◆ Available data ◆
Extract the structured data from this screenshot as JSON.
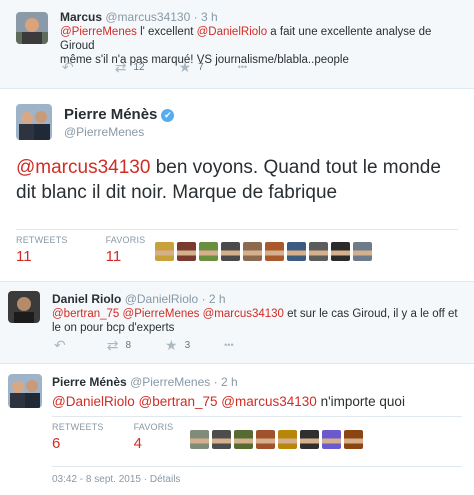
{
  "tweet1": {
    "name": "Marcus",
    "handle": "@marcus34130",
    "time": "· 3 h",
    "text_parts": [
      "@PierreMenes",
      " l' excellent ",
      "@DanielRiolo",
      "  a fait une excellente analyse de Giroud",
      "même s'il n'a pas marqué! VS  journalisme/blabla..people"
    ],
    "retweet_count": "12",
    "favorite_count": "7"
  },
  "tweet2": {
    "name": "Pierre Ménès",
    "handle": "@PierreMenes",
    "verified_icon": "✔",
    "text_mention": "@marcus34130",
    "text_body": " ben voyons. Quand tout le monde dit blanc il dit noir. Marque de fabrique",
    "retweets_label": "RETWEETS",
    "retweets_value": "11",
    "favorites_label": "FAVORIS",
    "favorites_value": "11"
  },
  "tweet3": {
    "name": "Daniel Riolo",
    "handle": "@DanielRiolo",
    "time": "· 2 h",
    "text_parts": [
      "@bertran_75",
      " ",
      "@PierreMenes",
      " ",
      "@marcus34130",
      " et sur le cas Giroud, il y a le off et",
      "le on pour bcp d'experts"
    ],
    "retweet_count": "8",
    "favorite_count": "3"
  },
  "tweet4": {
    "name": "Pierre Ménès",
    "handle": "@PierreMenes",
    "time": "· 2 h",
    "text_parts": [
      "@DanielRiolo",
      " ",
      "@bertran_75",
      " ",
      "@marcus34130",
      " n'importe quoi"
    ],
    "retweets_label": "RETWEETS",
    "retweets_value": "6",
    "favorites_label": "FAVORIS",
    "favorites_value": "4",
    "timestamp": "03:42 - 8 sept. 2015",
    "details_link": "Détails"
  },
  "icons": {
    "reply": "↶",
    "retweet": "⇄",
    "favorite": "★",
    "more": "•••"
  },
  "colors": {
    "accent": "#d12c25",
    "meta": "#8899a6",
    "verified": "#55acee",
    "reply_bg": "#f5f8fa"
  },
  "face_colors_1": [
    "#c9a13b",
    "#7a3b2e",
    "#6b8f3e",
    "#4a4a4a",
    "#8c6a4f",
    "#a85a2c",
    "#3d5a80",
    "#5c5c5c",
    "#2b2b2b",
    "#6e7b8b"
  ],
  "face_colors_2": [
    "#7f8c7a",
    "#4d4d4d",
    "#556b2f",
    "#a0522d",
    "#b8860b",
    "#2f2f2f",
    "#6a5acd",
    "#8b4513"
  ]
}
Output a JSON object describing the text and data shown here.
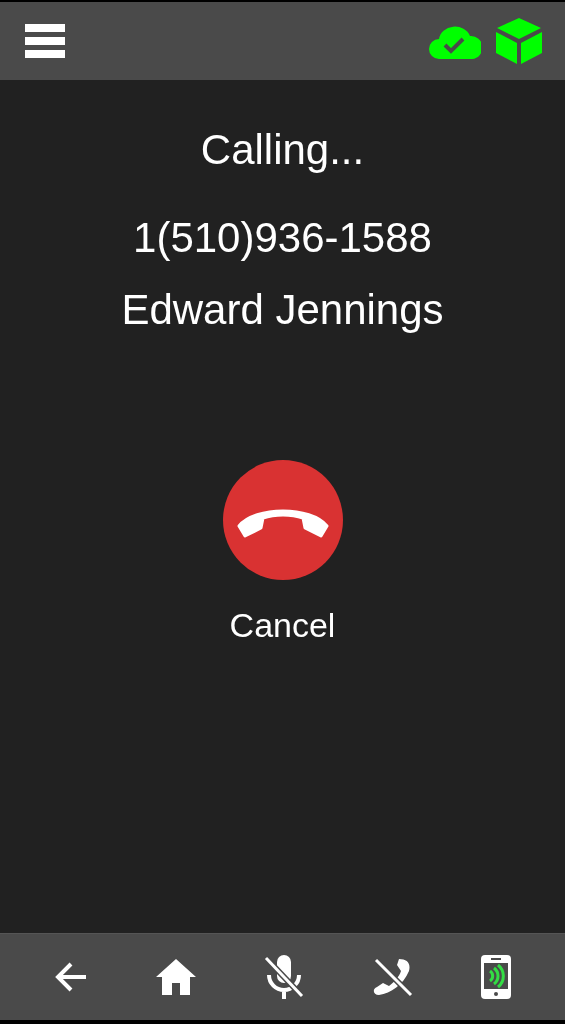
{
  "call": {
    "status": "Calling...",
    "number": "1(510)936-1588",
    "name": "Edward Jennings"
  },
  "cancel": {
    "label": "Cancel"
  }
}
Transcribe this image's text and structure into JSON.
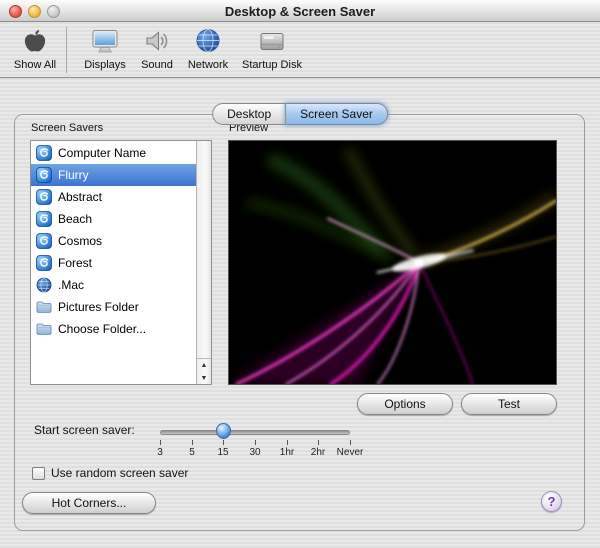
{
  "window": {
    "title": "Desktop & Screen Saver"
  },
  "toolbar": {
    "items": [
      {
        "label": "Show All",
        "icon": "apple-icon"
      },
      {
        "label": "Displays",
        "icon": "display-icon"
      },
      {
        "label": "Sound",
        "icon": "speaker-icon"
      },
      {
        "label": "Network",
        "icon": "globe-icon"
      },
      {
        "label": "Startup Disk",
        "icon": "disk-icon"
      }
    ]
  },
  "tabs": [
    {
      "label": "Desktop",
      "selected": false
    },
    {
      "label": "Screen Saver",
      "selected": true
    }
  ],
  "screensavers": {
    "label": "Screen Savers",
    "items": [
      {
        "label": "Computer Name",
        "icon": "swirl-icon",
        "selected": false
      },
      {
        "label": "Flurry",
        "icon": "swirl-icon",
        "selected": true
      },
      {
        "label": "Abstract",
        "icon": "swirl-icon",
        "selected": false
      },
      {
        "label": "Beach",
        "icon": "swirl-icon",
        "selected": false
      },
      {
        "label": "Cosmos",
        "icon": "swirl-icon",
        "selected": false
      },
      {
        "label": "Forest",
        "icon": "swirl-icon",
        "selected": false
      },
      {
        "label": ".Mac",
        "icon": "globe-icon",
        "selected": false
      },
      {
        "label": "Pictures Folder",
        "icon": "folder-icon",
        "selected": false
      },
      {
        "label": "Choose Folder...",
        "icon": "folder-icon",
        "selected": false
      }
    ]
  },
  "preview": {
    "label": "Preview"
  },
  "buttons": {
    "options": "Options",
    "test": "Test",
    "hot_corners": "Hot Corners...",
    "help": "?"
  },
  "slider": {
    "label": "Start screen saver:",
    "ticks": [
      "3",
      "5",
      "15",
      "30",
      "1hr",
      "2hr",
      "Never"
    ],
    "value": "15"
  },
  "random_checkbox": {
    "label": "Use random screen saver",
    "checked": false
  },
  "scrollbar": {
    "up_arrow": "▲",
    "down_arrow": "▼"
  },
  "colors": {
    "selection_blue": "#3d73cf",
    "tab_selected_blue": "#a6c9ef",
    "help_purple": "#6b3fa0"
  }
}
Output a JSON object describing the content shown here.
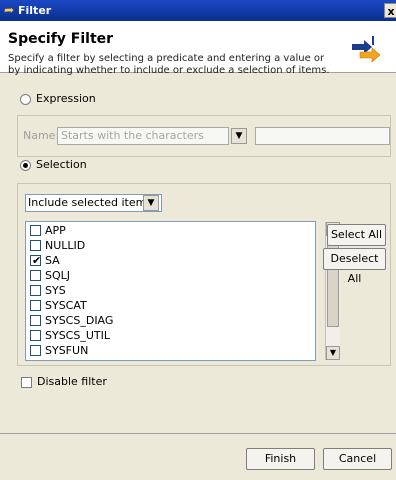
{
  "window": {
    "title": "Filter",
    "close_glyph": "x"
  },
  "banner": {
    "title": "Specify Filter",
    "description": "Specify a filter by selecting a predicate and entering a value or by indicating whether to include or exclude a selection of items.",
    "icon": "filter-arrows-icon"
  },
  "expression": {
    "radio_label": "Expression",
    "selected": false,
    "name_label": "Name:",
    "predicate_value": "Starts with the characters",
    "value_text": ""
  },
  "selection": {
    "radio_label": "Selection",
    "selected": true,
    "mode_value": "Include selected items",
    "items": [
      {
        "label": "APP",
        "checked": false
      },
      {
        "label": "NULLID",
        "checked": false
      },
      {
        "label": "SA",
        "checked": true
      },
      {
        "label": "SQLJ",
        "checked": false
      },
      {
        "label": "SYS",
        "checked": false
      },
      {
        "label": "SYSCAT",
        "checked": false
      },
      {
        "label": "SYSCS_DIAG",
        "checked": false
      },
      {
        "label": "SYSCS_UTIL",
        "checked": false
      },
      {
        "label": "SYSFUN",
        "checked": false
      }
    ],
    "select_all_label": "Select All",
    "deselect_all_label": "Deselect All"
  },
  "disable_filter": {
    "label": "Disable filter",
    "checked": false
  },
  "footer": {
    "finish_label": "Finish",
    "cancel_label": "Cancel"
  },
  "colors": {
    "titlebar": "#0a2f8f",
    "dialog_bg": "#ece9d8"
  }
}
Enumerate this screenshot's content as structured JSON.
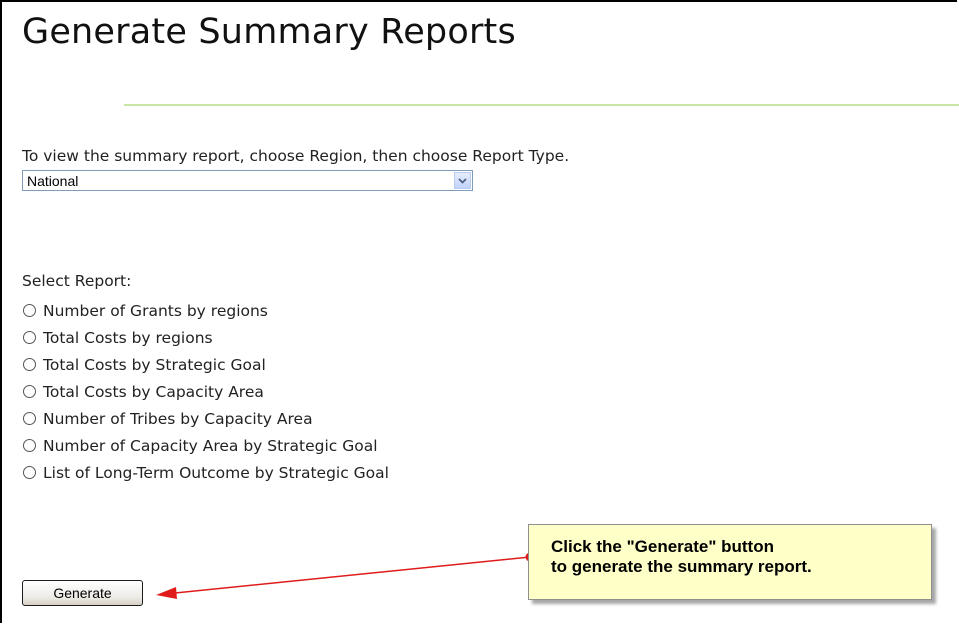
{
  "page": {
    "title": "Generate Summary Reports",
    "instruction": "To view the summary report, choose Region, then choose Report Type."
  },
  "region_select": {
    "selected": "National"
  },
  "report_select": {
    "label": "Select Report:",
    "options": [
      "Number of Grants by regions",
      "Total Costs by regions",
      "Total Costs by Strategic Goal",
      "Total Costs by Capacity Area",
      "Number of Tribes by Capacity Area",
      "Number of Capacity Area by Strategic Goal",
      "List of Long-Term Outcome by Strategic Goal"
    ]
  },
  "actions": {
    "generate_label": "Generate"
  },
  "callout": {
    "line1": "Click the \"Generate\" button",
    "line2": "to generate the summary report.",
    "arrow_color": "#e01b1b",
    "background": "#ffffc8"
  }
}
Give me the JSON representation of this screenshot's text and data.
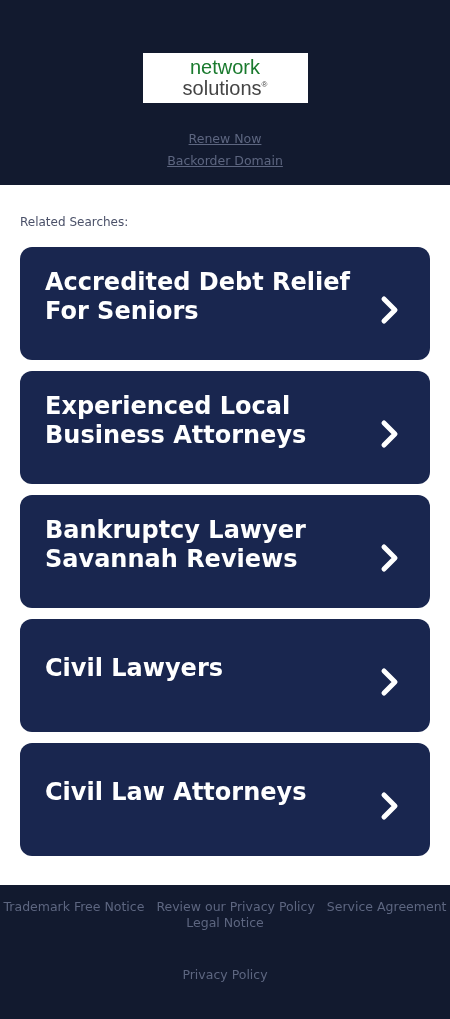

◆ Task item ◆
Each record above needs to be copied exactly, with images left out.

◆ Task answer ◆
Extract the structured data from this screenshot as JSON.
{
  "tweet1": {
    "name": "Marcus",
    "handle": "@marcus34130",
    "time": "· 3 h",
    "text_parts": [
      "@PierreMenes",
      " l' excellent ",
      "@DanielRiolo",
      "  a fait une excellente analyse de Giroud",
      "même s'il n'a pas marqué! VS  journalisme/blabla..people"
    ],
    "retweet_count": "12",
    "favorite_count": "7"
  },
  "tweet2": {
    "name": "Pierre Ménès",
    "handle": "@PierreMenes",
    "verified_icon": "✔",
    "text_mention": "@marcus34130",
    "text_body": " ben voyons. Quand tout le monde dit blanc il dit noir. Marque de fabrique",
    "retweets_label": "RETWEETS",
    "retweets_value": "11",
    "favorites_label": "FAVORIS",
    "favorites_value": "11"
  },
  "tweet3": {
    "name": "Daniel Riolo",
    "handle": "@DanielRiolo",
    "time": "· 2 h",
    "text_parts": [
      "@bertran_75",
      " ",
      "@PierreMenes",
      " ",
      "@marcus34130",
      " et sur le cas Giroud, il y a le off et",
      "le on pour bcp d'experts"
    ],
    "retweet_count": "8",
    "favorite_count": "3"
  },
  "tweet4": {
    "name": "Pierre Ménès",
    "handle": "@PierreMenes",
    "time": "· 2 h",
    "text_parts": [
      "@DanielRiolo",
      " ",
      "@bertran_75",
      " ",
      "@marcus34130",
      " n'importe quoi"
    ],
    "retweets_label": "RETWEETS",
    "retweets_value": "6",
    "favorites_label": "FAVORIS",
    "favorites_value": "4",
    "timestamp": "03:42 - 8 sept. 2015",
    "details_link": "Détails"
  },
  "icons": {
    "reply": "↶",
    "retweet": "⇄",
    "favorite": "★",
    "more": "•••"
  },
  "colors": {
    "accent": "#d12c25",
    "meta": "#8899a6",
    "verified": "#55acee",
    "reply_bg": "#f5f8fa"
  },
  "face_colors_1": [
    "#c9a13b",
    "#7a3b2e",
    "#6b8f3e",
    "#4a4a4a",
    "#8c6a4f",
    "#a85a2c",
    "#3d5a80",
    "#5c5c5c",
    "#2b2b2b",
    "#6e7b8b"
  ],
  "face_colors_2": [
    "#7f8c7a",
    "#4d4d4d",
    "#556b2f",
    "#a0522d",
    "#b8860b",
    "#2f2f2f",
    "#6a5acd",
    "#8b4513"
  ]
}
Output a JSON object describing the text and data shown here.
{
  "call": {
    "status": "Calling...",
    "number": "1(510)936-1588",
    "name": "Edward Jennings"
  },
  "cancel": {
    "label": "Cancel"
  }
}
Transcribe this image's text and structure into JSON.
{
  "window": {
    "title": "Desktop & Screen Saver"
  },
  "toolbar": {
    "items": [
      {
        "label": "Show All",
        "icon": "apple-icon"
      },
      {
        "label": "Displays",
        "icon": "display-icon"
      },
      {
        "label": "Sound",
        "icon": "speaker-icon"
      },
      {
        "label": "Network",
        "icon": "globe-icon"
      },
      {
        "label": "Startup Disk",
        "icon": "disk-icon"
      }
    ]
  },
  "tabs": [
    {
      "label": "Desktop",
      "selected": false
    },
    {
      "label": "Screen Saver",
      "selected": true
    }
  ],
  "screensavers": {
    "label": "Screen Savers",
    "items": [
      {
        "label": "Computer Name",
        "icon": "swirl-icon",
        "selected": false
      },
      {
        "label": "Flurry",
        "icon": "swirl-icon",
        "selected": true
      },
      {
        "label": "Abstract",
        "icon": "swirl-icon",
        "selected": false
      },
      {
        "label": "Beach",
        "icon": "swirl-icon",
        "selected": false
      },
      {
        "label": "Cosmos",
        "icon": "swirl-icon",
        "selected": false
      },
      {
        "label": "Forest",
        "icon": "swirl-icon",
        "selected": false
      },
      {
        "label": ".Mac",
        "icon": "globe-icon",
        "selected": false
      },
      {
        "label": "Pictures Folder",
        "icon": "folder-icon",
        "selected": false
      },
      {
        "label": "Choose Folder...",
        "icon": "folder-icon",
        "selected": false
      }
    ]
  },
  "preview": {
    "label": "Preview"
  },
  "buttons": {
    "options": "Options",
    "test": "Test",
    "hot_corners": "Hot Corners...",
    "help": "?"
  },
  "slider": {
    "label": "Start screen saver:",
    "ticks": [
      "3",
      "5",
      "15",
      "30",
      "1hr",
      "2hr",
      "Never"
    ],
    "value": "15"
  },
  "random_checkbox": {
    "label": "Use random screen saver",
    "checked": false
  },
  "scrollbar": {
    "up_arrow": "▲",
    "down_arrow": "▼"
  },
  "colors": {
    "selection_blue": "#3d73cf",
    "tab_selected_blue": "#a6c9ef",
    "help_purple": "#6b3fa0"
  }
}
Output a JSON object describing the content shown here.
{
  "window": {
    "title": "Filter",
    "close_glyph": "x"
  },
  "banner": {
    "title": "Specify Filter",
    "description": "Specify a filter by selecting a predicate and entering a value or by indicating whether to include or exclude a selection of items.",
    "icon": "filter-arrows-icon"
  },
  "expression": {
    "radio_label": "Expression",
    "selected": false,
    "name_label": "Name:",
    "predicate_value": "Starts with the characters",
    "value_text": ""
  },
  "selection": {
    "radio_label": "Selection",
    "selected": true,
    "mode_value": "Include selected items",
    "items": [
      {
        "label": "APP",
        "checked": false
      },
      {
        "label": "NULLID",
        "checked": false
      },
      {
        "label": "SA",
        "checked": true
      },
      {
        "label": "SQLJ",
        "checked": false
      },
      {
        "label": "SYS",
        "checked": false
      },
      {
        "label": "SYSCAT",
        "checked": false
      },
      {
        "label": "SYSCS_DIAG",
        "checked": false
      },
      {
        "label": "SYSCS_UTIL",
        "checked": false
      },
      {
        "label": "SYSFUN",
        "checked": false
      }
    ],
    "select_all_label": "Select All",
    "deselect_all_label": "Deselect All"
  },
  "disable_filter": {
    "label": "Disable filter",
    "checked": false
  },
  "footer": {
    "finish_label": "Finish",
    "cancel_label": "Cancel"
  },
  "colors": {
    "titlebar": "#0a2f8f",
    "dialog_bg": "#ece9d8"
  }
}
Enumerate this screenshot's content as structured JSON.
{
  "page": {
    "title": "Generate Summary Reports",
    "instruction": "To view the summary report, choose Region, then choose Report Type."
  },
  "region_select": {
    "selected": "National"
  },
  "report_select": {
    "label": "Select Report:",
    "options": [
      "Number of Grants by regions",
      "Total Costs by regions",
      "Total Costs by Strategic Goal",
      "Total Costs by Capacity Area",
      "Number of Tribes by Capacity Area",
      "Number of Capacity Area by Strategic Goal",
      "List of Long-Term Outcome by Strategic Goal"
    ]
  },
  "actions": {
    "generate_label": "Generate"
  },
  "callout": {
    "line1": "Click the \"Generate\" button",
    "line2": "to generate the summary report.",
    "arrow_color": "#e01b1b",
    "background": "#ffffc8"
  }
}
Give me the JSON representation of this screenshot's text and data.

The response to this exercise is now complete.